By Mike Pomranz
Updated September 29, 2015
© iStockphoto

This is going to be a very insightful, food-related post. But also keep in mind that I’m 5’9” and weigh 170 pounds. Those two pieces of information may seem unrelated, until you find out a new study suggests that people are more likely to believe healthy eating advice when they see that the author is thin.

The research, entitled “Prejudice and the Plate: Effects of Weight Bias in Nutrition Judgments,” provided 230 participants with identical photos of ten meals. Each meal was also accompanied by a photo of the supposed author of the study, but with one big difference: Half of the subjects saw a woman before dramatic weight loss, and the other half saw the same woman after she became far more svelte. According to the study, when looking at meals that included a picture of the woman while she was overweight, “our participants perceived those meals to be less healthy.”

In a second experiment, researchers found that these biases continued even after additional nutritional data was added alongside the photos. “People appear to assume that if a heavier person is recommending food, it is probably richer and less healthy,” said lead author Jonathon Schuldt, an assistant professor of communication at Cornell University. “Even when we provided nutrient information that is much more relevant to the food’s health quality, people are still strongly influenced by the body weight of the recommender,” he continued.
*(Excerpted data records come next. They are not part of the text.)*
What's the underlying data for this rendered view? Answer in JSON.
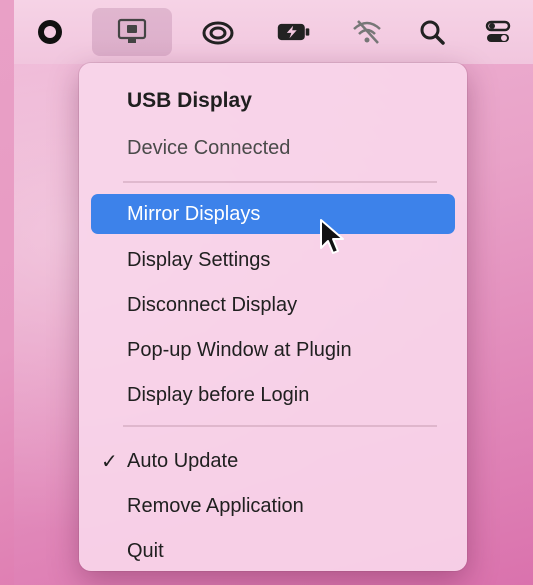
{
  "menubar": {
    "icons": [
      "record-icon",
      "usb-display-icon",
      "creative-cloud-icon",
      "battery-icon",
      "wifi-off-icon",
      "search-icon",
      "control-center-icon"
    ]
  },
  "menu": {
    "title": "USB Display",
    "status": "Device Connected",
    "group1": [
      {
        "label": "Mirror Displays"
      },
      {
        "label": "Display Settings"
      },
      {
        "label": "Disconnect Display"
      },
      {
        "label": "Pop-up Window at Plugin"
      },
      {
        "label": "Display before Login"
      }
    ],
    "group2": [
      {
        "label": "Auto Update",
        "checked": true,
        "check_mark": "✓"
      },
      {
        "label": "Remove Application"
      },
      {
        "label": "Quit"
      }
    ],
    "highlight_color": "#3d82ea"
  }
}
The study serves as a reminder that you can’t always judge a book by its cover. Unless there’s a photo of the author on the back of it; then you probably will subconsciously judge the book by its cover whether you intend to or not.

[h/t Munchies]